* [What is expected] Go through the entries below and copy every line that holds the word "JSON".

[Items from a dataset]

▬▬▬

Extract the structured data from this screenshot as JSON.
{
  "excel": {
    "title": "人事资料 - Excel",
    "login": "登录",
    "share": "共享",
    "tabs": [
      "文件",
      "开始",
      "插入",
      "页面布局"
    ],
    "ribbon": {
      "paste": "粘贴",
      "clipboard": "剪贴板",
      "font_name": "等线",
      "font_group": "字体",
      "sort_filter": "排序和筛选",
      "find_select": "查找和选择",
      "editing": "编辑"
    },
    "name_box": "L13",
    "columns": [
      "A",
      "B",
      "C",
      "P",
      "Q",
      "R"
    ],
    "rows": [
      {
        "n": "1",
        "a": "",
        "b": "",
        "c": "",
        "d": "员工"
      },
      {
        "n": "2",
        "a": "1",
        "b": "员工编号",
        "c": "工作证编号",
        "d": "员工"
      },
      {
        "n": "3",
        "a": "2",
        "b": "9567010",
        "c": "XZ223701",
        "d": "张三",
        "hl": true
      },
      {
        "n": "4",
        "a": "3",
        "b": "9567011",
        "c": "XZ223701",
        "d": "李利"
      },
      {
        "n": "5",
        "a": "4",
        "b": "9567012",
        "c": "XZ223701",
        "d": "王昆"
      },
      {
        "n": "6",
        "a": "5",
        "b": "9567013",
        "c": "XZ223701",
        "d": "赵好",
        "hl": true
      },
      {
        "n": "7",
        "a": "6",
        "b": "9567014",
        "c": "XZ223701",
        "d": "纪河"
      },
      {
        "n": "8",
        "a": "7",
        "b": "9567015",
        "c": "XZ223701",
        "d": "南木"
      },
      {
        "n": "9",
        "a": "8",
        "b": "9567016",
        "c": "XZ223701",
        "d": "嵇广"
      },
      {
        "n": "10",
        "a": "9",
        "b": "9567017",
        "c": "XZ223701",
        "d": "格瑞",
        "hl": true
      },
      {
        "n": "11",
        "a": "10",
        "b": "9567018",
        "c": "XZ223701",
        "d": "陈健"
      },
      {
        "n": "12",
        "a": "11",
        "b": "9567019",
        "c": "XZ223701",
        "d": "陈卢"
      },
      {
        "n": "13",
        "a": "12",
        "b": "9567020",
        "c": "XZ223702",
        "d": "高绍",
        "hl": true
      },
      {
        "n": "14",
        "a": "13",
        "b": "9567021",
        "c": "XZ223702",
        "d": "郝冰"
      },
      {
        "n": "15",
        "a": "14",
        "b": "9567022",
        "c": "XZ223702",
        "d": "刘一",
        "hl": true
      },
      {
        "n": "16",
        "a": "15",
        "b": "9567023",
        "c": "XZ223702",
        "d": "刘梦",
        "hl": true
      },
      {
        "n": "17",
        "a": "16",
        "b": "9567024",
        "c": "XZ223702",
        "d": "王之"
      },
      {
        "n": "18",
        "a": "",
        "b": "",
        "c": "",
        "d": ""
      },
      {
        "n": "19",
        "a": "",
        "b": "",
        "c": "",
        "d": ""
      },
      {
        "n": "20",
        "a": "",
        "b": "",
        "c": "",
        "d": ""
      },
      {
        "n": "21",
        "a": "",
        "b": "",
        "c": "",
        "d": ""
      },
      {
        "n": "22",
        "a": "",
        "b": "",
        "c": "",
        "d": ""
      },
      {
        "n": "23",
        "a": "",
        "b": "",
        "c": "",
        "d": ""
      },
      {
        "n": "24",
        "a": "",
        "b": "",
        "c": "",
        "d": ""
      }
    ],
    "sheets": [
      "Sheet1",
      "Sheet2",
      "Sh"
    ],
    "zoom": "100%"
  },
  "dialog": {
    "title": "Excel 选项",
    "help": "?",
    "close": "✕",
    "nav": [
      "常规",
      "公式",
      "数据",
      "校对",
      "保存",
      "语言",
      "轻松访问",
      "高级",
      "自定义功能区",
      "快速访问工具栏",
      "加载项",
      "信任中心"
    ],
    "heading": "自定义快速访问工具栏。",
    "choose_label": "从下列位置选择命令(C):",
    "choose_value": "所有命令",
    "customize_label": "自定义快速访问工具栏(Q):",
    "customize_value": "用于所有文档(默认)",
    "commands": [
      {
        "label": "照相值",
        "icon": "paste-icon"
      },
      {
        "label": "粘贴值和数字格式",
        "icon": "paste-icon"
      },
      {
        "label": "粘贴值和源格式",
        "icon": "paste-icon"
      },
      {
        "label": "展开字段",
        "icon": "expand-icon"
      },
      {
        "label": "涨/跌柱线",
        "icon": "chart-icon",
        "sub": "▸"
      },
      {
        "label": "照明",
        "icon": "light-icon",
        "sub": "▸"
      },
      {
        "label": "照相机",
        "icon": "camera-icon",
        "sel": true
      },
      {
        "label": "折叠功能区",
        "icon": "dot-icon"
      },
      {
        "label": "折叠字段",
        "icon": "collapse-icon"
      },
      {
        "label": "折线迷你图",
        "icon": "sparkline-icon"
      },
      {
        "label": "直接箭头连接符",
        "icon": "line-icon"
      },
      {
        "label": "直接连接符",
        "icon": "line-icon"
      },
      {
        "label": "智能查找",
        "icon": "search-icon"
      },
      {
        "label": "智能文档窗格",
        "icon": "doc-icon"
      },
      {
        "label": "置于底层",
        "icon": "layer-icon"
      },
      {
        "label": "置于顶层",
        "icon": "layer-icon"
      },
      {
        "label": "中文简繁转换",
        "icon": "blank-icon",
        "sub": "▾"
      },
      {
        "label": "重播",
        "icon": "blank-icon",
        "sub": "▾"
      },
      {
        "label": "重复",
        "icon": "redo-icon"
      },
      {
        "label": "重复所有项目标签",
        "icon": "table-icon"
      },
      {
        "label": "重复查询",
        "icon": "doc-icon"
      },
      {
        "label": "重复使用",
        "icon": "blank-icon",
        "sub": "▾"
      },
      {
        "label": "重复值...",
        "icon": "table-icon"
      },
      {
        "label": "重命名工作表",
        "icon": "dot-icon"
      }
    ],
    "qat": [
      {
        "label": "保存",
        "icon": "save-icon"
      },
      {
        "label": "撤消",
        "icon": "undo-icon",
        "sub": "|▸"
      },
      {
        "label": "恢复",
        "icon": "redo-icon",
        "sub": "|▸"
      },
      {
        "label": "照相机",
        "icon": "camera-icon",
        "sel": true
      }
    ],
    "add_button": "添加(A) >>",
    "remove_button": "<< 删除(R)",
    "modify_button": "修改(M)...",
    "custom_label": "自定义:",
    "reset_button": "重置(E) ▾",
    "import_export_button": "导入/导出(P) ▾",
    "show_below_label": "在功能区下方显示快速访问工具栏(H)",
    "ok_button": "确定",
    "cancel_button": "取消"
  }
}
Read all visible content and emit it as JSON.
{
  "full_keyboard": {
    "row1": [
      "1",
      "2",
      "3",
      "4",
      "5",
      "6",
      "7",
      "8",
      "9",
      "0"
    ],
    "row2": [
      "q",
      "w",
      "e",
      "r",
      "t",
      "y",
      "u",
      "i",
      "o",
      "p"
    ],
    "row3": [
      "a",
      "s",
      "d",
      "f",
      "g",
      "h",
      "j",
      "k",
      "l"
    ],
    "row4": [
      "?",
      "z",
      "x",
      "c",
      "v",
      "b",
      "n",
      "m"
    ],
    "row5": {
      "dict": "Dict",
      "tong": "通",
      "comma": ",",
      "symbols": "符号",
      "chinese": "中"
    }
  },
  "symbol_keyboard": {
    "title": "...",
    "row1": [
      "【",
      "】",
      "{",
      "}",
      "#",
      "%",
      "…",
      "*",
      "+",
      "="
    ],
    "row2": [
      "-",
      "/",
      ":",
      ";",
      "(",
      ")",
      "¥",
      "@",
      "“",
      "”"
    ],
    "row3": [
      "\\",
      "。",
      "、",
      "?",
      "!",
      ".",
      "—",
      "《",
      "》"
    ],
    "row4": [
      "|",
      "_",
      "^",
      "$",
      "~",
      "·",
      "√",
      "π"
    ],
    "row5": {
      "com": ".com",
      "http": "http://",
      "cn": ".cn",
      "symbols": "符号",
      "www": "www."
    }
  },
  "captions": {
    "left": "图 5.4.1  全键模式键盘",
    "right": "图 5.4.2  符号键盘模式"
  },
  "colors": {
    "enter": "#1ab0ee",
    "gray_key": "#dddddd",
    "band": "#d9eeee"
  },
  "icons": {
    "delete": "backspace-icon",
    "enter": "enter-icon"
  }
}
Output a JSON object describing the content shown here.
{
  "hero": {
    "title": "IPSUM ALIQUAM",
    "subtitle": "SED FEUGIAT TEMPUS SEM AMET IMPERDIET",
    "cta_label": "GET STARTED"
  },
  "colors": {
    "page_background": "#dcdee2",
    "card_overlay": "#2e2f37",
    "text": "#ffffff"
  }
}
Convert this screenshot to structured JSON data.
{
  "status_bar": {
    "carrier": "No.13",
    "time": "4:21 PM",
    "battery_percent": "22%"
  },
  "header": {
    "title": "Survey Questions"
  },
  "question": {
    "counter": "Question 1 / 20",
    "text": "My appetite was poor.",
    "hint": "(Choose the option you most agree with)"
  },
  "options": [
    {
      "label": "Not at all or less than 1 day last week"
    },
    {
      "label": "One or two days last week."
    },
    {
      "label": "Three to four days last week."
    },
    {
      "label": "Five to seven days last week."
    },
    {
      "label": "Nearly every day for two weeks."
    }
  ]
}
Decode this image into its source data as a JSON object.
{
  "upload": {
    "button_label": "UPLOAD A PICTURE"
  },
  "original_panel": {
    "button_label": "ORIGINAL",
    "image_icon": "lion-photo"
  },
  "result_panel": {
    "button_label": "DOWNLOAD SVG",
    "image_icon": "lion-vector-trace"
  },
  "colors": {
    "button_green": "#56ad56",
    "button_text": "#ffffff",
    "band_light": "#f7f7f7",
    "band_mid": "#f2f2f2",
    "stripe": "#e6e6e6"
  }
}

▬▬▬

* [Task result]
Extract the structured data from this screenshot as JSON.
Read all visible content and emit it as JSON.
Output a JSON object describing the content shown here.
Convert this screenshot to structured JSON data.
Decode this image into its source data as a JSON object.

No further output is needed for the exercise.